All gyms and other fitness facilities across the United States were invited to participate in this study. The participating gyms, which included big names like Planet Fitness and Anytime Fitness, kept track of their daily check-ins and the self reported COVID-19 cases of their clients. The results of the study affirmed a previous study by MXM that focused on the lack of concentrated outbreaks in gyms.
"The check-in data proves that health clubs – when following strict cleaning and safety protocols – are safe," said IHRSA interim President and CEO Brent Darden. "At IHRSA, we have a responsibility to educate and inform people that they should feel comfortable and confident going into fitness facilities throughout the country right now. The data shows that, with proper sanitization protocols in place, people can safely return to their workout routines. Working out has never been more important to help boost immunity and improve mental health. It's time to acknowledge that gyms are safe."
Health experts are saying that exercise is more important than ever in this global pandemic, and that those who live an active lifestyle are less likely to get hospitalized.
"Fitness centers are needed now more than ever to help us stay active and maintain a healthy immune system," said Robert Sallis, M.D. with Kaiser Permanente. "COVID-19 risk factors haven't changed since the pandemic began – obesity, heart disease, lung disease and diabetes put you at much higher risk for both short- and long-term complications. It's imperative that we all make real change now to stay healthy given that exercise is an essential part of life."
In Ontario, Toronto Mayor John Tory told CP24 this morning that he has asked the city’s Chief Medical Officer of Health, Dr. Eileen de Villa, to develop a guideline where gyms could reopen when the 28-day Stage 2 lockdown comes to an end, stating “there must be a way” to reopen gyms.
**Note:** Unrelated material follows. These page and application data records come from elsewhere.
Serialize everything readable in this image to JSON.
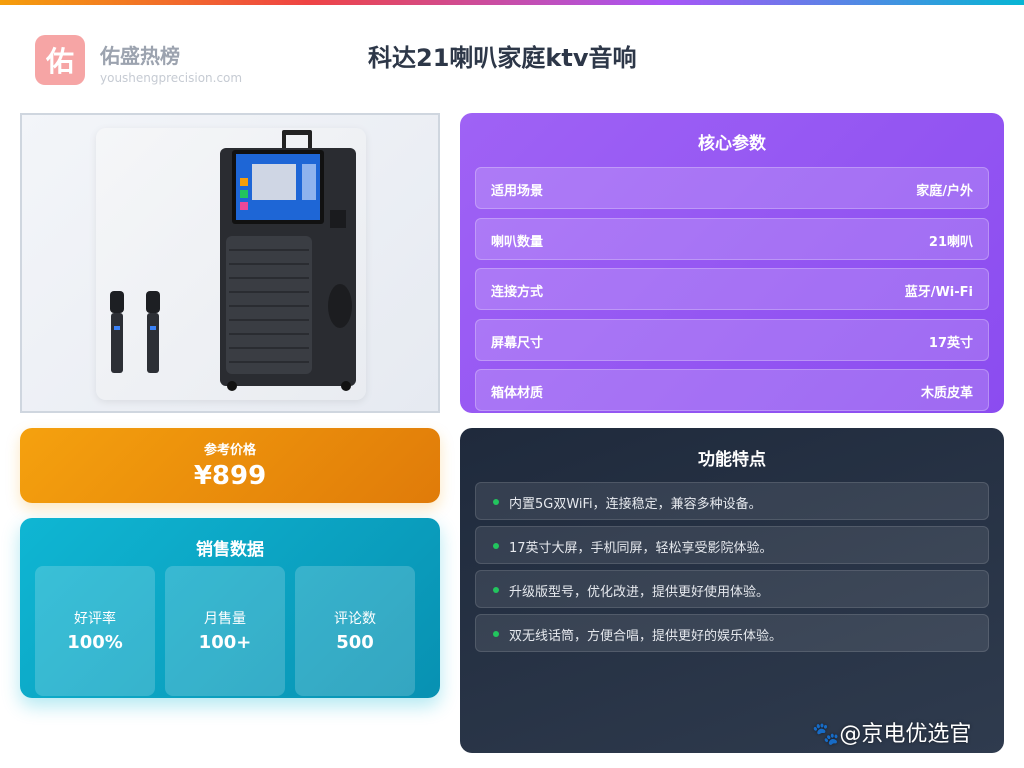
{
  "brand": {
    "logo_char": "佑",
    "name": "佑盛热榜",
    "domain": "youshengprecision.com"
  },
  "title": "科达21喇叭家庭ktv音响",
  "price": {
    "label": "参考价格",
    "value": "¥899"
  },
  "sales": {
    "title": "销售数据",
    "stats": [
      {
        "label": "好评率",
        "value": "100%"
      },
      {
        "label": "月售量",
        "value": "100+"
      },
      {
        "label": "评论数",
        "value": "500"
      }
    ]
  },
  "params": {
    "title": "核心参数",
    "rows": [
      {
        "key": "适用场景",
        "value": "家庭/户外"
      },
      {
        "key": "喇叭数量",
        "value": "21喇叭"
      },
      {
        "key": "连接方式",
        "value": "蓝牙/Wi-Fi"
      },
      {
        "key": "屏幕尺寸",
        "value": "17英寸"
      },
      {
        "key": "箱体材质",
        "value": "木质皮革"
      }
    ]
  },
  "features": {
    "title": "功能特点",
    "items": [
      "内置5G双WiFi，连接稳定，兼容多种设备。",
      "17英寸大屏，手机同屏，轻松享受影院体验。",
      "升级版型号，优化改进，提供更好使用体验。",
      "双无线话筒，方便合唱，提供更好的娱乐体验。"
    ]
  },
  "watermark": "🐾@京电优选官",
  "colors": {
    "price": "#f5a10e",
    "sales": "#0fb6d3",
    "params": "#9f62f5",
    "features": "#1f2a3c",
    "feature_dot": "#22c55e"
  }
}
Tomorrow, around 200 gyms in the province of Quebec will reopen their doors, defying the government’s lockdown order. The coalition of gym owners cites the need of a healthy population during the pandemic is their motive for reopening their facilities.